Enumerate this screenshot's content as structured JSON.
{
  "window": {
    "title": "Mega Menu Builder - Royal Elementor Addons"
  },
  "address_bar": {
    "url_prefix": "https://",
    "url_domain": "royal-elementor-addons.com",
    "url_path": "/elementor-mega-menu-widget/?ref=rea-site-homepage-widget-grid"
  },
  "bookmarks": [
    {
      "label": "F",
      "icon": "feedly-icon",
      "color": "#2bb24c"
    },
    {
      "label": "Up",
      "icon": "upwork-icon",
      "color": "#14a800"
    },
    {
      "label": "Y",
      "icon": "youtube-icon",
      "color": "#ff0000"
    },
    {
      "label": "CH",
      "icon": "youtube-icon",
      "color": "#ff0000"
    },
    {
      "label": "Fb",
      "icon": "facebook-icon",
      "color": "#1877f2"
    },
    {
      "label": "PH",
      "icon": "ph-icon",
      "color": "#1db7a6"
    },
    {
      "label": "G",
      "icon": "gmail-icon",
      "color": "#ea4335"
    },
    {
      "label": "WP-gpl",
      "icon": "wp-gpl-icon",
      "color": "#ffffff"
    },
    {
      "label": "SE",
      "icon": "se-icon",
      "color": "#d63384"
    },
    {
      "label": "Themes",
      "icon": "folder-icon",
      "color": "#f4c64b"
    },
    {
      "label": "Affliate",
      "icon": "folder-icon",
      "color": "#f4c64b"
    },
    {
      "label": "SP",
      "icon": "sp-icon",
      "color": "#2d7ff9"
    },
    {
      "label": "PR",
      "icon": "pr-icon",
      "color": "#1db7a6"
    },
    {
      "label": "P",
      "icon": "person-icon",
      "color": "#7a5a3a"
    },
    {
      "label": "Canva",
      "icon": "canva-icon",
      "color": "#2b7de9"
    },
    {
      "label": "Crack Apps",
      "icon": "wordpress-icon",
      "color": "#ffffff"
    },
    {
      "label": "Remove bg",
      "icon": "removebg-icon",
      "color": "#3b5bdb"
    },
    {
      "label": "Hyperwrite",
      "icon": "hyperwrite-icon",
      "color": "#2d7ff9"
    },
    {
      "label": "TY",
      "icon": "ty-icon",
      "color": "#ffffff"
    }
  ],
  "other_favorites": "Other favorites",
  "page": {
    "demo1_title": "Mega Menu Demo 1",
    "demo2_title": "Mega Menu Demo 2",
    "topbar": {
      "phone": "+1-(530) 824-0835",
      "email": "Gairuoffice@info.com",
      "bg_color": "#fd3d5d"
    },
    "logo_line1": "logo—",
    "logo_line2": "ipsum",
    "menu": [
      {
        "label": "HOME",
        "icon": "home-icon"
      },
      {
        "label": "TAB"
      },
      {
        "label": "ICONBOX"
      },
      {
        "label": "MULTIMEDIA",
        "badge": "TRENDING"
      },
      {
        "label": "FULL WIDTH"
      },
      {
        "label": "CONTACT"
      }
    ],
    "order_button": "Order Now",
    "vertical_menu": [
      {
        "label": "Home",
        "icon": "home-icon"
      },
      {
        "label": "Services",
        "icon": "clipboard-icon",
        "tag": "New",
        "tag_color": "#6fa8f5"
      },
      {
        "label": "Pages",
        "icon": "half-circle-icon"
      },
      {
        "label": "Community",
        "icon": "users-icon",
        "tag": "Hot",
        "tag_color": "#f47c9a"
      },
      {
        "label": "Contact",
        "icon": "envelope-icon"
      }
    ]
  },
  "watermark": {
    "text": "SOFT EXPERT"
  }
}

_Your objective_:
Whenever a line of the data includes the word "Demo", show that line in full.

_Response to the exercise_:
    "demo1_title": "Mega Menu Demo 1",
    "demo2_title": "Mega Menu Demo 2",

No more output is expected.